How Much Does a Slip Ring Cost?

Posted on Monday, March 6, 2017 in UEA Blog

Because United Equipment Accessories builds only custom slip ring assemblies there is no simple formula to answer the question “What does a slip ring cost?”  Virtually every slip ring assembly is unique to a specific customer and proprietary to that customer.

There are a variety of factors that affect the cost of a slip ring, starting with the circuitry required to meet the needs of the application.  The number and ratings of the circuits generally determine the bore size of the slip ring. The higher rated circuits, both for current and voltage, require both larger brush assemblies and wider rings or extra insulation between circuits, and therefore add cost.  The cost per circuit is also highly dependent on the materials used for the brush contacts and for the rings in the core stack.  Cost per circuit increases from the UEA standard copper graphite on brass ring circuits up to silver graphite brush contacts on coin silver or plated silver rings with a variety of possible combinations between the least and most expensive options. 

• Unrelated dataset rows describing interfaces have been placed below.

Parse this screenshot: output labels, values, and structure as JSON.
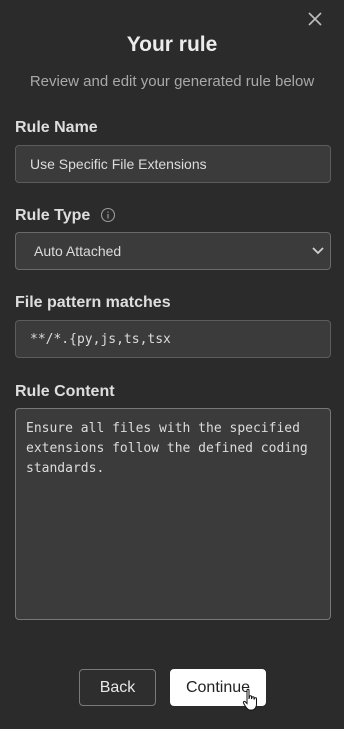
{
  "dialog": {
    "title": "Your rule",
    "subtitle": "Review and edit your generated rule below"
  },
  "rule_name": {
    "label": "Rule Name",
    "value": "Use Specific File Extensions"
  },
  "rule_type": {
    "label": "Rule Type",
    "selected": "Auto Attached",
    "icon": "info-icon"
  },
  "file_pattern": {
    "label": "File pattern matches",
    "value": "**/*.{py,js,ts,tsx"
  },
  "rule_content": {
    "label": "Rule Content",
    "value": "Ensure all files with the specified\nextensions follow the defined coding\nstandards."
  },
  "buttons": {
    "back": "Back",
    "continue": "Continue"
  }
}
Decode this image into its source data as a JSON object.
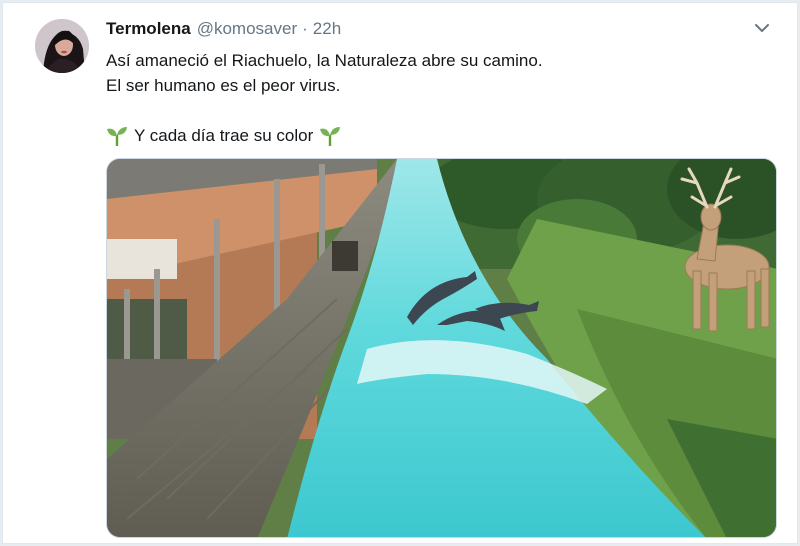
{
  "tweet": {
    "author_name": "Termolena",
    "handle": "@komosaver",
    "separator": "·",
    "time": "22h",
    "text_line1": "Así amaneció el Riachuelo, la Naturaleza abre su camino.",
    "text_line2": "El ser humano es el peor virus.",
    "text_line3": "Y cada día trae su color"
  },
  "icons": {
    "menu": "chevron-down-icon",
    "emoji": "seedling-icon"
  },
  "colors": {
    "water": "#48d3d6",
    "text": "#14171a",
    "muted": "#657786"
  }
}
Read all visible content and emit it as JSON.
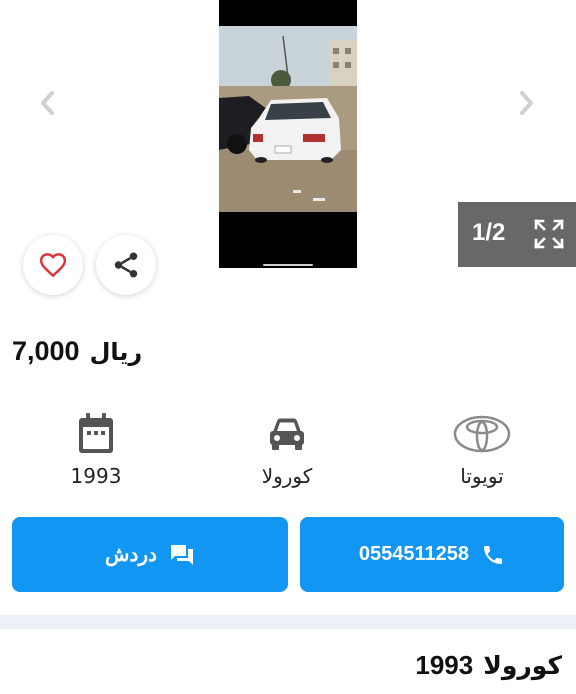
{
  "gallery": {
    "counter": "1/2",
    "icons": {
      "prev": "chevron-left-icon",
      "next": "chevron-right-icon",
      "expand": "fullscreen-icon"
    }
  },
  "actions": {
    "favorite_icon": "heart-outline-icon",
    "share_icon": "share-icon"
  },
  "listing": {
    "price": "7,000",
    "currency": "ريال",
    "year": "1993",
    "model": "كورولا",
    "make": "تويوتا",
    "title_model": "كورولا",
    "title_year": "1993"
  },
  "buttons": {
    "chat_label": "دردش",
    "phone": "0554511258"
  },
  "colors": {
    "primary": "#1196f3",
    "favorite": "#d9363e",
    "counter_bg": "#686868"
  }
}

In some cases, the application may determine the bore if the slip ring must fit over a specific center shaft or allow passage of one or more pneumatic, water, etc. lines through the center of the assembly.  There are other applications where a 1.50” bore slip ring might normally be suggested but space restrictions force the use of a 0.50”-1.00” bore assembly.  While the 0.50”-1.00” bore and 1.50” bore assemblies are very similar in cost per circuit, the general rule is that the larger the bore the more expensive per circuit. 

Another of the custom options offered by UEA is the addition of wiring harnesses for brush leads, center leads or both.  These can include discrete wires with the correct wire gage matched to the current and voltage rating of each circuit, jacketed cables or combinations of both.  The lengths of these harnesses are to customer wants and needs and can include connectors for easy attachment to mating harnesses.  Options for harness-covering include everything from tape wrap to heat shrink to braided nylon.  Other options have included flexible metallic and non-metallic conduit, split conduit and vinyl or silicone sleeves over the harnesses.

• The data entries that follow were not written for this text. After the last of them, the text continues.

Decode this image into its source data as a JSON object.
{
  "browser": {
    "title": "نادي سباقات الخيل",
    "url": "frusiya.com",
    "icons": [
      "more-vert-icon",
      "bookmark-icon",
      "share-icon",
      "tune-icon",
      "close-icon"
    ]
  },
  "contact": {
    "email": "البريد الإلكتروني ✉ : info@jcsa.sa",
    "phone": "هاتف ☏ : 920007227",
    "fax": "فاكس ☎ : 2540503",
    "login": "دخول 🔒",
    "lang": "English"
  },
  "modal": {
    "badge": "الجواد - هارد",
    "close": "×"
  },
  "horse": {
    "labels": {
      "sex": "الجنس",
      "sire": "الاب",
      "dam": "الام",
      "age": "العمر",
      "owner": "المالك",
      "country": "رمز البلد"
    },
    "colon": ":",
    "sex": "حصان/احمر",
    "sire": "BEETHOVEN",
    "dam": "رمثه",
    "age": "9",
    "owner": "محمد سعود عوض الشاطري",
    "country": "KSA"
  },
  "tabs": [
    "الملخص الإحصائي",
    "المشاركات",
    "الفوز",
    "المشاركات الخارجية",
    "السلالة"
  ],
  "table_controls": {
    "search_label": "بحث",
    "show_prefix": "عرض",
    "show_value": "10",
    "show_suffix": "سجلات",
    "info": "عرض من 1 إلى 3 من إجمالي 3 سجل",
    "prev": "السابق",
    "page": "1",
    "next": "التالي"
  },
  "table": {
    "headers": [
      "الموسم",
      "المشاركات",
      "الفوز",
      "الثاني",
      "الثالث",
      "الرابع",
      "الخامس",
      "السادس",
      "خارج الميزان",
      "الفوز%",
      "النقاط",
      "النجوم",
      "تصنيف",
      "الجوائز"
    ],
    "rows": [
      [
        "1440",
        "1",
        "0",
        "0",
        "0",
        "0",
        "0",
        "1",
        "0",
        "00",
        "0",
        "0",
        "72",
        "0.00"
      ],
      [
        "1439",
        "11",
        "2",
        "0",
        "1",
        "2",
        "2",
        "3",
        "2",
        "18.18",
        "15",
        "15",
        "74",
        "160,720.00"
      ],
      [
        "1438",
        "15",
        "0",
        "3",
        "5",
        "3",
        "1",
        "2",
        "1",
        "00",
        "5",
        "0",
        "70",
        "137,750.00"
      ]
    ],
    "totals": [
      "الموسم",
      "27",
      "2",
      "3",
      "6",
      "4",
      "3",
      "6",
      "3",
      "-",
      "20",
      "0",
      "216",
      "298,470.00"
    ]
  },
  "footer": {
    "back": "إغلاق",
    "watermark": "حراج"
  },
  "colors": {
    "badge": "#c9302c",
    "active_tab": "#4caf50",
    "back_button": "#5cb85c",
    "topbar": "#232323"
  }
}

Not to be forgotten is the enclosure, if required, and the mounting position of the slip ring assembly.  A simple enclosure for ‘upright’ mounting of the assembly with protection from rain is less expensive than an enclosure for an assembly that is mounted below a hydraulic swivel and must be sealed against road spray and from moisture from above passing through the center of the hydraulic swivel.

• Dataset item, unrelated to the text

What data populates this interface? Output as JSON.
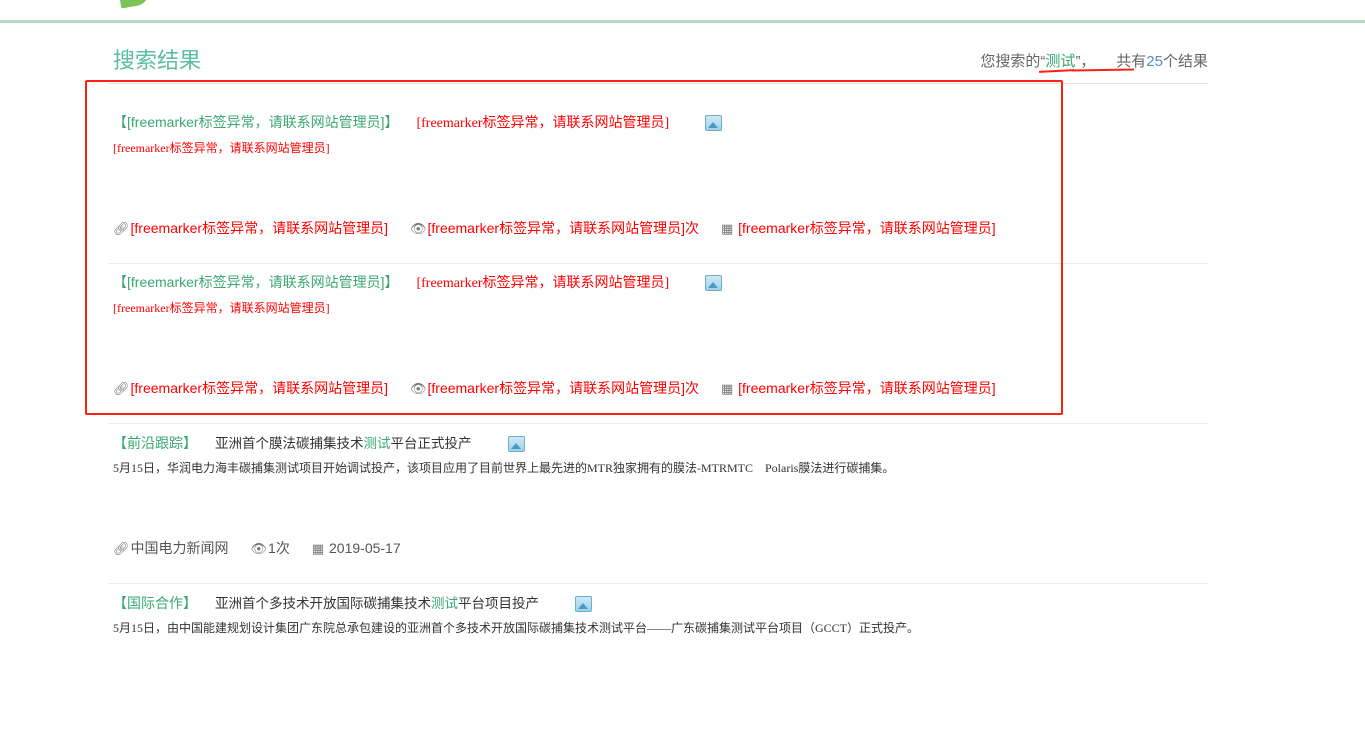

The custom nature of UEA slip ring assemblies, including the ability to mix and match circuit current and voltage ratings within one assembly, provides the opportunity to closely match a customer’s exact needs but also requires that many details be supplied before an accurate quote can be provided.  Quantity price breaks can be supplied, but are more dependent on run quantities per order than on total estimated annual usage because of the labor intensity of the custom assemblies.

Please contact us for your slip ring needs but don’t be surprised if we ask for more details to accurately quote, and hopefully build, an assembly to exactly match your requirements.

Brent Jensen

Senior Project Engineer